_Element data from apps and pages:_
:::

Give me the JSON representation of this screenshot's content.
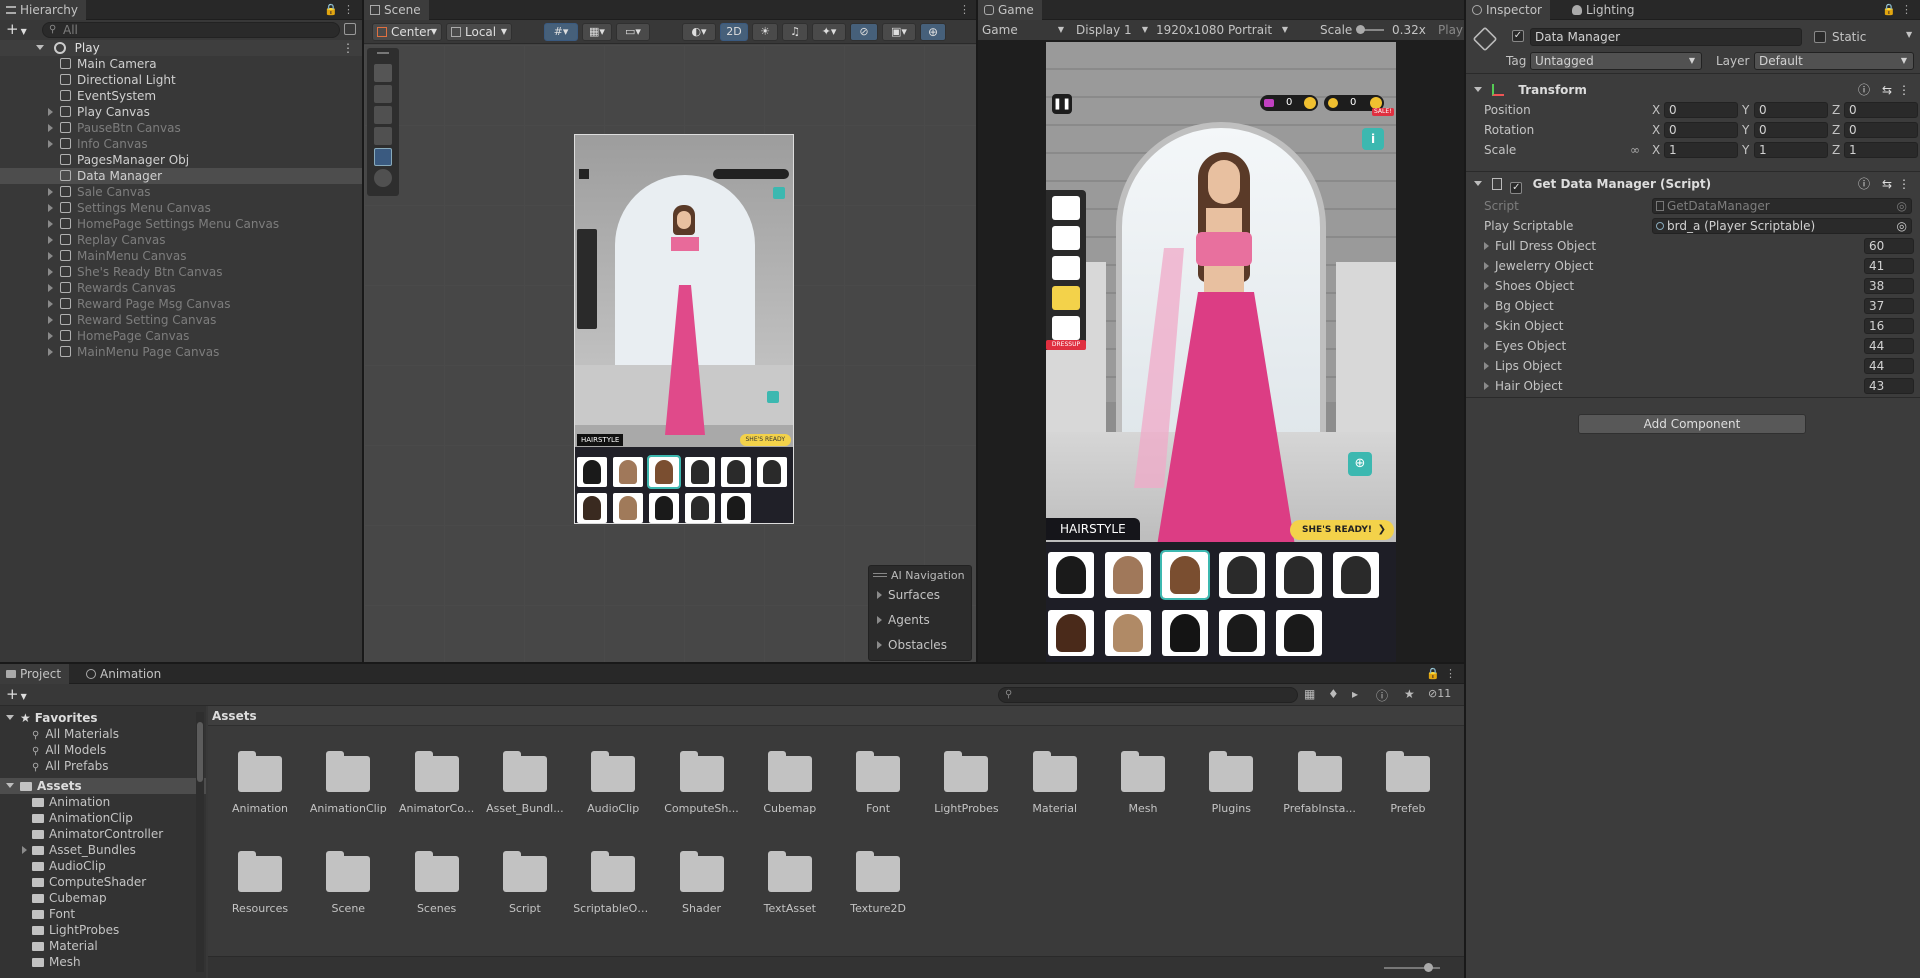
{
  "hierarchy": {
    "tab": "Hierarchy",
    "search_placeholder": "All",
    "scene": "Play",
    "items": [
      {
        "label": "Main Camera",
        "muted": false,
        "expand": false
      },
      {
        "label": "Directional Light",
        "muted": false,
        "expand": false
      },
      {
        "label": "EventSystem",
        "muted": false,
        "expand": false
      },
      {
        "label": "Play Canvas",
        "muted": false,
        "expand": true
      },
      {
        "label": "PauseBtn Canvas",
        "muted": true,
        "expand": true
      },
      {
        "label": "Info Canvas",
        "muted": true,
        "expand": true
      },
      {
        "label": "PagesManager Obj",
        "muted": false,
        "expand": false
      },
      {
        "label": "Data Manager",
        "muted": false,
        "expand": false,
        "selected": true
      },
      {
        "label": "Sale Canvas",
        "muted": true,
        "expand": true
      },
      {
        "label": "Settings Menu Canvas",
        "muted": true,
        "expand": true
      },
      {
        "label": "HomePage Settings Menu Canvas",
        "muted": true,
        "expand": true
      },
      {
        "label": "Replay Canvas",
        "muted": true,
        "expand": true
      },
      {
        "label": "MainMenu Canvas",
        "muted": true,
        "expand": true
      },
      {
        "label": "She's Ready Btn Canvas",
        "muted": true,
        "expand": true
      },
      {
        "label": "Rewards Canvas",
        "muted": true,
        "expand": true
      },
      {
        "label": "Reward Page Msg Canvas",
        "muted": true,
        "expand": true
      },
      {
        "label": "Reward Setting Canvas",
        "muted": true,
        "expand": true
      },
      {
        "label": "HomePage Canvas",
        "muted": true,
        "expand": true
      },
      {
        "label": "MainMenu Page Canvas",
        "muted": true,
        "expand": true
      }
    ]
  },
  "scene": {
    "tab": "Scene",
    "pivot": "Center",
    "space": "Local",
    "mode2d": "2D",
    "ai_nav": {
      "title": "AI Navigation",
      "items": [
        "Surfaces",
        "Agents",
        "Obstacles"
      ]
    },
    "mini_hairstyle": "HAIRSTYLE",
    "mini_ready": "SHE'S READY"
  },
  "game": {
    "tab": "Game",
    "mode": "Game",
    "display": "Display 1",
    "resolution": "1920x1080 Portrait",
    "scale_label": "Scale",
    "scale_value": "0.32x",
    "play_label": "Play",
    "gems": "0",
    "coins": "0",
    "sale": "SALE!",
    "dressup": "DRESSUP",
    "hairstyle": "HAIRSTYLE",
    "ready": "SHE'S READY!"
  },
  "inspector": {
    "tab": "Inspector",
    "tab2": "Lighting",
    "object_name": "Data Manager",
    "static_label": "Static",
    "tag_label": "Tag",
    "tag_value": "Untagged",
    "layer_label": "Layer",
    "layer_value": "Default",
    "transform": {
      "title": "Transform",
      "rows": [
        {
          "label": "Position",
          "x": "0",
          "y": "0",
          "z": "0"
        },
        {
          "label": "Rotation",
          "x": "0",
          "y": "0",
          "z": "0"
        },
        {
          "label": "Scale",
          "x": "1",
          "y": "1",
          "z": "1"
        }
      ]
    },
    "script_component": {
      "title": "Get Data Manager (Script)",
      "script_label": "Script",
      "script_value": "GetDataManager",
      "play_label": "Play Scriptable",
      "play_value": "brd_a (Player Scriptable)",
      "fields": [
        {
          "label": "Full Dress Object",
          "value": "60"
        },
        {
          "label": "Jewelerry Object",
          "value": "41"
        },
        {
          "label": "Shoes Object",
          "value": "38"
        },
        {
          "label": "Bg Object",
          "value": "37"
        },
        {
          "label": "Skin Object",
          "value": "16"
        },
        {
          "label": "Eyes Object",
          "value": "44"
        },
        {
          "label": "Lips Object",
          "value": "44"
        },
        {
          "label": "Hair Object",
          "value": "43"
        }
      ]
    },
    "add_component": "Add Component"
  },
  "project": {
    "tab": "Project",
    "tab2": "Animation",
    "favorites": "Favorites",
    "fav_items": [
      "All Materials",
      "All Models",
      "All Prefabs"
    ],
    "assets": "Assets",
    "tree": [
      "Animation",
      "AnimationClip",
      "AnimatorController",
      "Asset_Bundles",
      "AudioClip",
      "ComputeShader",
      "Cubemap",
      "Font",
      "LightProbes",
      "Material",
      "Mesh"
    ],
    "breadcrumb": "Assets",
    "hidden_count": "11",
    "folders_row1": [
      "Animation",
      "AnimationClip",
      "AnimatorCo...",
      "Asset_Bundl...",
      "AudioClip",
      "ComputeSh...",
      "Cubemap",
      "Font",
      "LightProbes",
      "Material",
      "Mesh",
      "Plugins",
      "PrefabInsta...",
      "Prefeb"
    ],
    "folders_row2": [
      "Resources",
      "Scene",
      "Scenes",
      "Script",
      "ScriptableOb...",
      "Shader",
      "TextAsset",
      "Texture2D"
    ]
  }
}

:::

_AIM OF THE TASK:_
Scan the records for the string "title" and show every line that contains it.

_EXERCISE RESULT:_
      "title": "AI Navigation",
      "title": "Transform",
      "title": "Get Data Manager (Script)",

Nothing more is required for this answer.